Exercise prompt. Omit the pictures, and output the rest of the entries exactly as written.
Start of Records supplied
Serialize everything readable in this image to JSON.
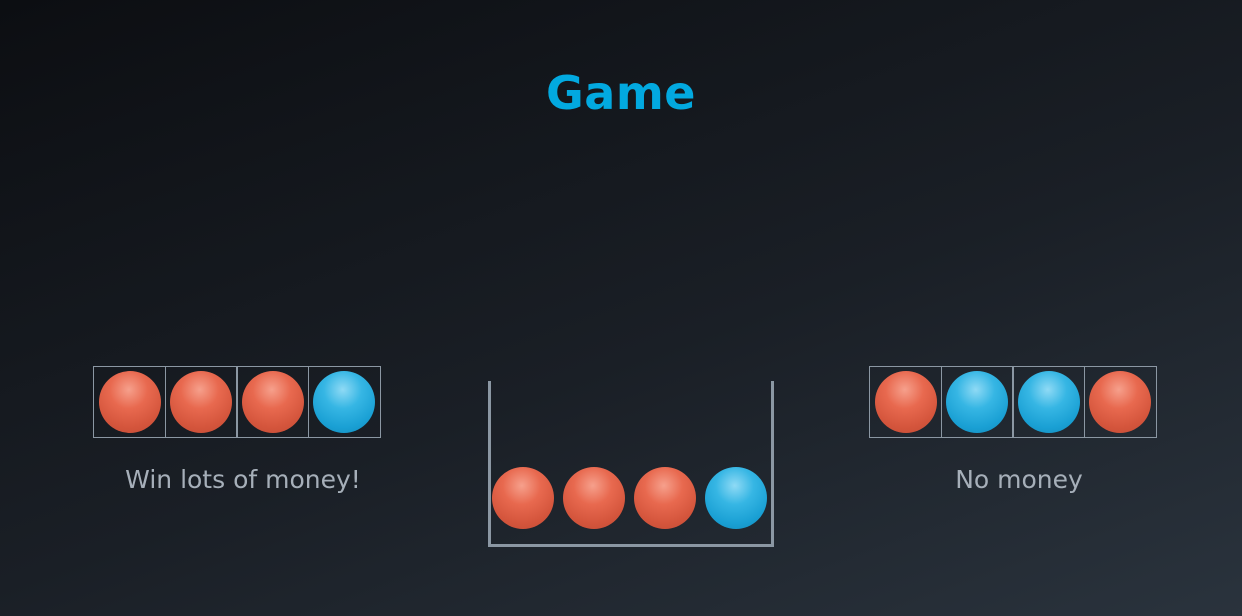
{
  "title": "Game",
  "left_option": {
    "balls": [
      "red",
      "red",
      "red",
      "blue"
    ],
    "caption": "Win lots of money!"
  },
  "cup": {
    "balls": [
      "red",
      "red",
      "red",
      "blue"
    ]
  },
  "right_option": {
    "balls": [
      "red",
      "blue",
      "blue",
      "red"
    ],
    "caption": "No money"
  },
  "colors": {
    "title": "#02a9e0",
    "red_ball": "#e0604a",
    "blue_ball": "#22a9dc",
    "outline": "#8b97a3",
    "caption": "#a6afb9"
  }
}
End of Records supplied
Exercise answer.
Serialize everything readable in this image to JSON.
{
  "title": "Game",
  "left_option": {
    "balls": [
      "red",
      "red",
      "red",
      "blue"
    ],
    "caption": "Win lots of money!"
  },
  "cup": {
    "balls": [
      "red",
      "red",
      "red",
      "blue"
    ]
  },
  "right_option": {
    "balls": [
      "red",
      "blue",
      "blue",
      "red"
    ],
    "caption": "No money"
  },
  "colors": {
    "title": "#02a9e0",
    "red_ball": "#e0604a",
    "blue_ball": "#22a9dc",
    "outline": "#8b97a3",
    "caption": "#a6afb9"
  }
}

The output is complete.